As a leading wholesale aggregator it’s important to be more than just an intelligent middle man; it’s about supporting our partners to change what is raw broadband product from the likes of BT, CW, Tiscali and Opal into a business quality service. We’ve invested heavily in our technology to allow our customers to use the services for business convergence applications and launched products such as “VoiceStream” delivering a guaranteed amount of voice channels over a broadband circuit. As well as this we’ve invested heavily in our network infrastructure to ensure our customers receive unparalleled reliability and I’m pleased to say as a result in 2009 we’ve had 100% core network uptime. The evolution of broadband services will just further affirm it as a commodity product.
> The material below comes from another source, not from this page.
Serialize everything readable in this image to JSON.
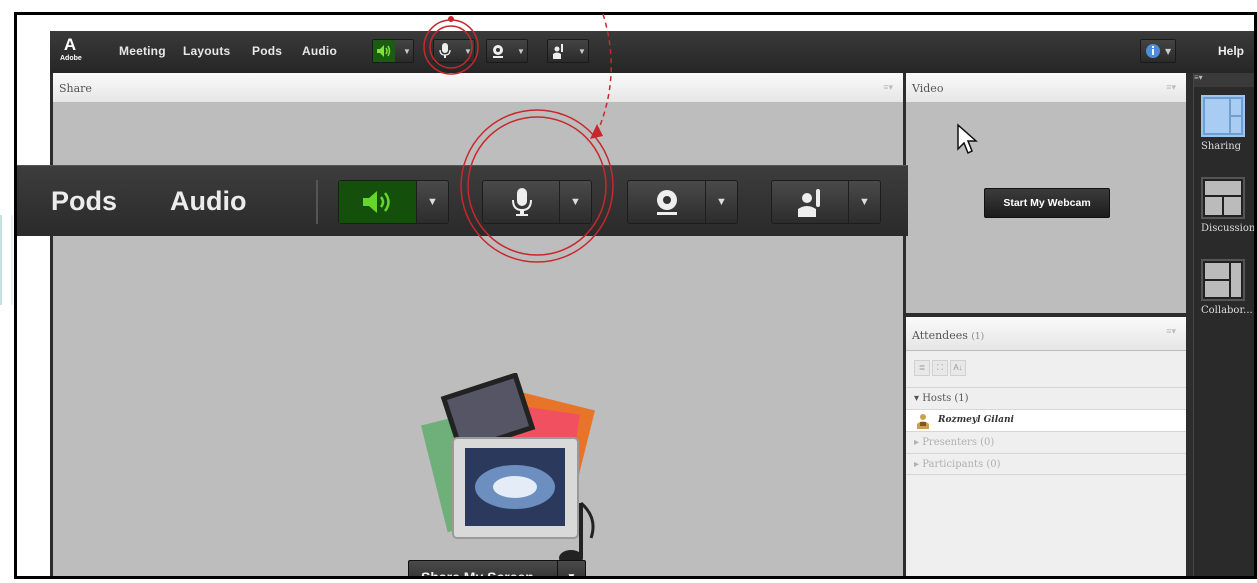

There are some business changing opportunities presented by new broadband technologies in the channel and it’s important to focus your attention on the changes to make your proposition more sticky.

More bandwidth and better quality of service is what’s needed to drive growth in VoIP, video conferencing and SaaS and it’s almost there. I’m excited for 2010 which will most certainly be the year that the cultural change of broadband took hold.”

 

IP Packages

Carl Thomas , Wholesale Manager at Fluidata says that broadband has come a long way since its inception.

“For businesses back in the day, it was seen as a key marketing and communication tool as companies paid through the roof to have a static website with five pages. Email was revolutionary, and was quickly seen as the main way to communicate with clients, with their permission or without.

Now with the advent of converged or unified systems, it’s not surprising to have a company use their broadband for phone calls, data, video and even an alarm system. The advance of broadband has been the key driver in so many industries, each with their own confusing terms and acronyms. FMC, UC, SIP, Telepresence, VOIP, IPCCTV. The list goes on, but the common factor is IP – Internet Protocol. All the aforementioned use the internet.

On it’s own, broadband is a cost effective method to transfer data, and because of it’s universal acceptance, is widespread across a number of mechanisms. Packaged with an IP application, broadband becomes fundamental for the efficient use of the respective device. For the channel, it provides a number of opportunities for vendors, distributors and system integrators alike to provide a necessary value add to their portfolio, and this is further pushed by the rise of alternative networks to use. This in itself has promoted competition and innovation in product development, and the channel has inevitably benefited from the options available. Now technologies such as Annex-M can help a reseller by going to market with an ISDN alternative, whilst also aggregating two or more to attack the leased line market.”